As marijuana has become permissible for medical use in more than half of the states, there is increased discussion about using medical marijuana to treat workplace injuries. Employers may be wondering: Does an employee’s legal use of medical marijuana impact whether an employer must allow use of the drug in the workplace? What are the implications if the employee’s medical marijuana use is to treat a work-related condition?
Many employers have drug-free workplace policies, but to date, no state has explicitly placed restrictions on them.
For example, the Colorado Supreme Court ruled that employers can terminate workers for using marijuana outside of work hours because it is unlawful under federal law, even though the drug is legal in the state. In addition, federal district courts in New Mexico and Washington have ruled in favor of employers’ drug-free workplace policies. These cases involved employees who were legally using medical marijuana under state law outside of working hours.
On the legislative side, Florida enacted legislation this year implementing the state’s new medical marijuana law that passed in 2016. The Florida legislation says that the new medical marijuana law does not limit an employer’s ability to enforce a drug-free workplace program or policy.
It is unclear whether this will change if the use of medical marijuana to treat workers compensation injuries becomes commonplace.
Has there been any recent state activity that may further complicate matters for employers in determining how to handle the marijuana issue?
As noted above, no state has explicitly placed restrictions on employer drug-free workplace policies. However, nine states (Arizona, Connecticut, Delaware, Illinois, Maine, Minnesota, Nevada, New York, and Rhode Island) have antidiscrimination or reasonable accommodation provisions as part of their medical marijuana laws that may impact how employers enforce such policies.

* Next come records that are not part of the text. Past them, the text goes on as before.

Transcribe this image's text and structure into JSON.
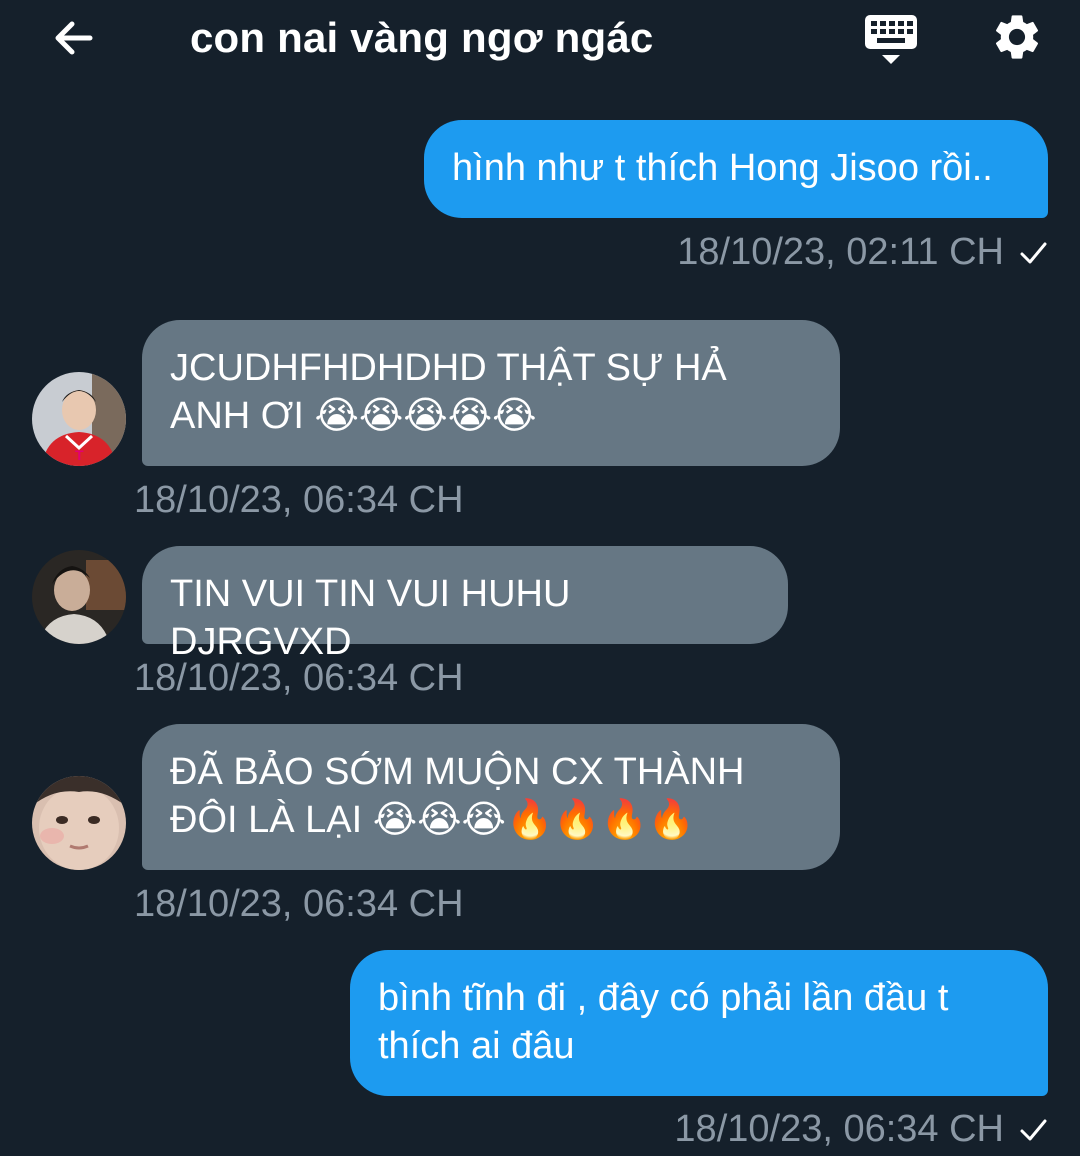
{
  "header": {
    "title": "con nai vàng ngơ ngác",
    "back_icon": "arrow-left-icon",
    "keyboard_icon": "keyboard-icon",
    "settings_icon": "gear-icon"
  },
  "colors": {
    "background": "#15202b",
    "outgoing_bubble": "#1d9bf0",
    "incoming_bubble": "#667784",
    "timestamp": "#8b98a5"
  },
  "messages": [
    {
      "direction": "out",
      "text": "hình như t thích Hong Jisoo rồi..",
      "time": "18/10/23, 02:11 CH",
      "status": "sent"
    },
    {
      "direction": "in",
      "line1": "JCUDHFHDHDHD THẬT SỰ HẢ",
      "line2": "ANH ƠI 😭😭😭😭😭",
      "time": "18/10/23, 06:34 CH",
      "avatar": "avatar-red-shirt"
    },
    {
      "direction": "in",
      "text": "TIN VUI TIN VUI HUHU DJRGVXD",
      "time": "18/10/23, 06:34 CH",
      "avatar": "avatar-dark"
    },
    {
      "direction": "in",
      "line1": "ĐÃ BẢO SỚM MUỘN CX THÀNH",
      "line2": "ĐÔI LÀ LẠI 😭😭😭🔥🔥🔥🔥",
      "time": "18/10/23, 06:34 CH",
      "avatar": "avatar-face"
    },
    {
      "direction": "out",
      "line1": "bình tĩnh đi , đây có phải lần đầu t",
      "line2": "thích ai đâu",
      "time": "18/10/23, 06:34 CH",
      "status": "sent"
    }
  ]
}
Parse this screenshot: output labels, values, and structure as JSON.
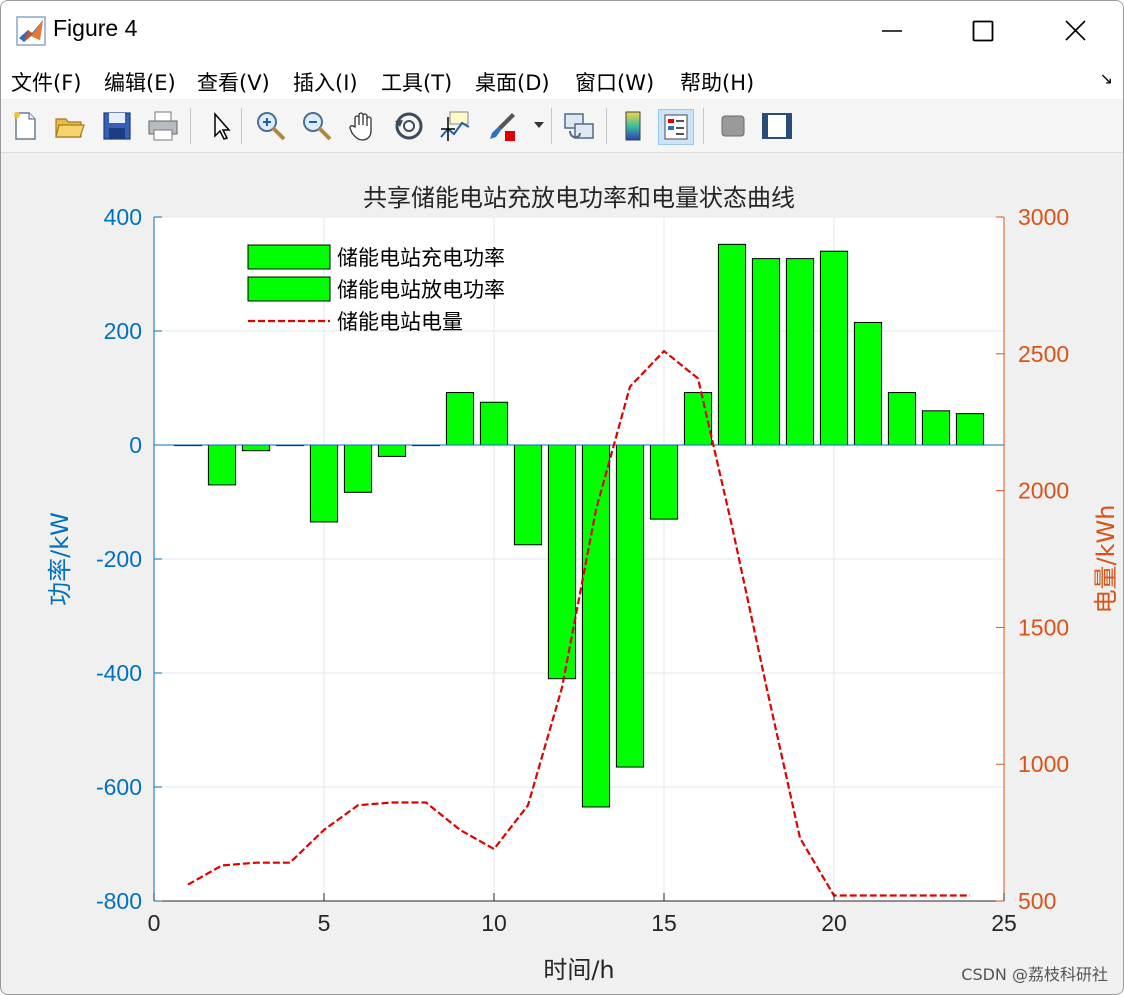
{
  "window": {
    "title": "Figure 4"
  },
  "menu": [
    "文件(F)",
    "编辑(E)",
    "查看(V)",
    "插入(I)",
    "工具(T)",
    "桌面(D)",
    "窗口(W)",
    "帮助(H)"
  ],
  "toolbar": {
    "icons": [
      "new-figure-icon",
      "open-file-icon",
      "save-icon",
      "print-icon",
      "select-arrow-icon",
      "zoom-in-icon",
      "zoom-out-icon",
      "pan-hand-icon",
      "rotate-3d-icon",
      "data-cursor-icon",
      "brush-icon",
      "link-plot-icon",
      "colorbar-icon",
      "legend-icon",
      "hide-plot-tools-icon",
      "show-plot-tools-icon"
    ]
  },
  "watermark": "CSDN @荔枝科研社",
  "chart_data": {
    "type": "bar",
    "title": "共享储能电站充放电功率和电量状态曲线",
    "xlabel": "时间/h",
    "ylabel_left": "功率/kW",
    "ylabel_right": "电量/kWh",
    "xlim": [
      0,
      25
    ],
    "ylim_left": [
      -800,
      400
    ],
    "ylim_right": [
      500,
      3000
    ],
    "xticks": [
      "0",
      "5",
      "10",
      "15",
      "20",
      "25"
    ],
    "yticks_left": [
      "400",
      "200",
      "0",
      "-200",
      "-400",
      "-600",
      "-800"
    ],
    "yticks_right": [
      "3000",
      "2500",
      "2000",
      "1500",
      "1000",
      "500"
    ],
    "grid": true,
    "legend_position": "top-left",
    "legend": [
      "储能电站充电功率",
      "储能电站放电功率",
      "储能电站电量"
    ],
    "colors": {
      "bar_fill": "#00ff00",
      "line": "#e00000",
      "left_axis": "#0072bd",
      "right_axis": "#d95319"
    },
    "x": [
      1,
      2,
      3,
      4,
      5,
      6,
      7,
      8,
      9,
      10,
      11,
      12,
      13,
      14,
      15,
      16,
      17,
      18,
      19,
      20,
      21,
      22,
      23,
      24
    ],
    "power": [
      0,
      -70,
      -10,
      0,
      -135,
      -83,
      -20,
      0,
      92,
      75,
      -175,
      -410,
      -635,
      -565,
      -130,
      92,
      352,
      327,
      327,
      340,
      215,
      92,
      60,
      55
    ],
    "energy": [
      560,
      630,
      640,
      640,
      760,
      850,
      860,
      860,
      760,
      690,
      850,
      1280,
      1930,
      2380,
      2510,
      2410,
      1870,
      1290,
      730,
      520,
      520,
      520,
      520,
      520
    ]
  }
}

These antidiscrimination or reasonable accommodation provisions may raise questions as to whether employers can act when an employee or potential employee is a medical marijuana subscriber or has tested positive for marijuana. Further, because many state marijuana laws are relatively new, there may not be much guidance for employers to follow when implementing drug-related workplace rules.
Two recent cases in New England highlight the complexity of the relationship between marijuana and the workplace. In July 2017, Massachusetts’ highest court ruled that an employee who was terminated after testing positive for marijuana could proceed with a claim against her employer based on the state’s disability discrimination statute. Then, one month later, in August 2017, a Connecticut federal district court ruled that a job applicant could bring a lawsuit against her potential employer for discrimination under Connecticut’s medical marijuana law when the employer rescinded a job offer based on the applicant’s positive drug test for marijuana during the preemployment drug screening.
While these decisions are generating a lot of attention right now, it remains to be seen whether the courts will ultimately rule in favor of employers’ drug-free workplace policies. No doubt, employers will pay close attention as these cases work their way through the judicial system.
Though medical marijuana is legal in the majority of states, employers are left with questions about its use in the workplace and the potential impact on drug-free workplace policies and workplace safety. It remains to be seen how states and courts will address these issues going forward, but employers will pay close attention as developments unfold. As marijuana-related laws continue to develop, employers will likely navigate a state-by-state patchwork of laws for guidance, unless the federal government steps in to provide clarity.
Stay tuned for our next edition of The Marijuana Conversation, which will focus on questions employees are asking.
Click Here to review first installment: "The Marijuana Conversation: Questions Workers Compensation Insurers Are Asking"